In the security sphere, there is a pressing need to build a multilateral, rules-based order in cyberspace. Some good steps have been taken in this direction, to build stronger regional and international frameworks to regulate cybersecurity. For example, the ASEAN Digital Ministers have agreed to establish an ASEAN Computer Emergency Response Team, or CERT information exchange mechanism to foster stronger cooperation among national CERTs. In the Middle East, Oman hosts the ITU-Arab Regional Cybersecurity Center to strengthen regional capacity and to coordinate cybersecurity initiatives in the region. We can build further on this foundation, and even explore inter-regional exchanges of information and best practices, to harden our common defences.

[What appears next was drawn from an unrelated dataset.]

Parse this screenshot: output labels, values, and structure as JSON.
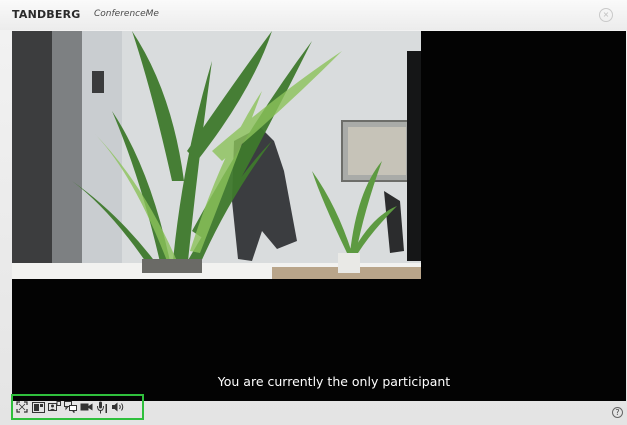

We also need to continue dialogue at the UN to develop international rules and norms for responsible State behaviour in cyberspace. Some progress has already been made through the UN Group of Governmental Experts and Open-Ended Working Group on Cybersecurity. Singapore will continue to support these efforts, including through the Group of Friends on e-Governance and Cybersecurity, and the Group of Friends on Digital Technologies. It is in our common interest to ensure that the full range of Members’ views are taken into account, reflecting the international community in all its diversity.
Digital Cooperation, Digital Recovery
My friends, our journey through the COVID-19 pandemic has not been all gloom. We have also seen unprecedented levels of international cooperation in the fight against the virus. For example, China shared the first genome sequences of COVID-19 through the Global Initiative on Sharing All Influenza Data, or GISAID, and they did so early on, which enabled others including Singapore to quickly develop diagnostic test kits and to begin work on treatments and vaccines. As we look forward now towards re-opening safely in the new year, Singapore has also published a digital health certificate utilising blockchain technology. We call this HealthCert to facilitate cross-border verification of COVID-19 test results and vaccine records for international travellers. Several healthcare providers in the region have already adopted this standard, and we hope to work further with other partners to take this forward.
Our journey through COVID-19 has shown that complex, multi-stakeholder partnerships can produce significant results when we are united around a common goal. I believe we can build on this momentum to emerge stronger from the crisis, towards a brighter digital future – because our common digital resilience depends on what each of us does, and how well we work together.